For example, when Astro approaches a person, Intelligent Motion uses computer vision signals like the approximate position of that person relative to Astro and the direction the person is facing, the stored map for the area, and other inputs from Astro’s navigation and depth sensors to plan a smooth, graceful path that will enable Astro to end up in front of the person, in the person’s line of sight, at a socially appropriate distance.
If Astro is following a person, Intelligent Motion helps Astro follow at a comfortable strolling pace for an adult, maintaining a socially appropriate distance, and estimating where that person goes when moving out of view so that Astro can move to a point where the person can be seen and followed again. Astro can determine when an obstacle it detects is a person and follow that obstacle instead of avoiding it, even when it moves in and out of Astro’s field of view. This approach involves dynamic obstacle recognition and tracking, path planning, proxemics, and HRI that we’re excited to share more about soon.
Recovering from difficult situations
Despite its navigation prowess, Astro will still encounter situations that require it to problem-solve to avoid the need for human intervention. Intelligent Motion includes a set of recovery behaviors that can help when Astro encounters challenges to normal path planning, such as a narrow path that is currently blocked.
To continue with its task in the face of a blocked path, Astro might try backing up until there is enough space to turn around. As part of this process, Astro also determines when it is time ask for help. We know from our internal testing that people don’t mind occasionally helping Astro, though we have also learned that people have limited patience for a robot that gives up too often and is always asking for help.

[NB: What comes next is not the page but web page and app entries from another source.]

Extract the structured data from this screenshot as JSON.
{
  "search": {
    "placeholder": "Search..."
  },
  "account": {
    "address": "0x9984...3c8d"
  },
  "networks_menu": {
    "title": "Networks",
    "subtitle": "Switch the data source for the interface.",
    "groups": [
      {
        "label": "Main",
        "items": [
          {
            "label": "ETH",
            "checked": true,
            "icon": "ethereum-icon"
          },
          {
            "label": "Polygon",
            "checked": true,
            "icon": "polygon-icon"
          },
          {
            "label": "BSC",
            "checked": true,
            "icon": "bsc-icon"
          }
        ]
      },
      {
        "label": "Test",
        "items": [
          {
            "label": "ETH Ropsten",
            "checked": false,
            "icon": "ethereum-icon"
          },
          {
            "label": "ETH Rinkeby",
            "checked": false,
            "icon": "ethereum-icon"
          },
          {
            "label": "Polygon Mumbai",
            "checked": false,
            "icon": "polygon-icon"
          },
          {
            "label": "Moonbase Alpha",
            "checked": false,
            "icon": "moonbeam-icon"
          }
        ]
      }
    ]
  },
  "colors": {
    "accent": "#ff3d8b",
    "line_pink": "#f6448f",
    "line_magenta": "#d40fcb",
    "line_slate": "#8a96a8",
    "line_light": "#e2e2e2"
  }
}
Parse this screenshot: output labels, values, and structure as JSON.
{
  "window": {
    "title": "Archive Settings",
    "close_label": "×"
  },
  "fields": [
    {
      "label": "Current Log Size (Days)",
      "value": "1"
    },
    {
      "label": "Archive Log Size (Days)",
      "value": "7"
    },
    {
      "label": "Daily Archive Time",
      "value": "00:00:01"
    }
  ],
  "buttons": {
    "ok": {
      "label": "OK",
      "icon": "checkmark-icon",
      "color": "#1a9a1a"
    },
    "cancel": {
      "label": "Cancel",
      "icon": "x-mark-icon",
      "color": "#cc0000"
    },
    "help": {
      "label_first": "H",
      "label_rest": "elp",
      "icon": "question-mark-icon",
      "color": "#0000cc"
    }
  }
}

How Intelligent Motion is designed to protect customer privacy
Moving and reacting quickly requires a very fast system, making local processing of data essential. The raw data from the navigation and obstacle sensors is locally processed into a distance measurement and then discarded, without being sent to the cloud.
When Astro saves a new map at the completion of exploration, information derived from its navigation and depth sensors, including a copy of the 2-D obstacle map, is sent to the cloud, where a map of the home is created and stored. A rendering of the map can then be shown in the Astro app.
This map contains derived information such as the location of walls, rooms, boundaries, furniture, and objects, plus related data such as customer-provided room names. Map data is encrypted in transit to the cloud, where it is securely stored with 256-bit keys, an industry standard for secure encryption. For more information about the way Astro protects customer privacy, visit amazon.com/astroprivacy.
Astro is Amazon’s first household robot to use Intelligent Motion to gracefully and intuitively interact with people, help customers monitor their homes, bring the power of Alexa to them, and give them back time in their busy lives.
This is just the beginning for Intelligent Motion, with its navigation and HRI capabilities. We have exciting plans for advancing the science and engineering of Intelligent Motion so that it will improve over time at navigating in homes and serving customers’ needs. We also expect to learn a lot from our customers, who have never had a product quite like Astro in their homes before. Astro’s Intelligent Motion is a brand-new experience that we can’t wait for you to try, and we’re excited to have you join us on the journey.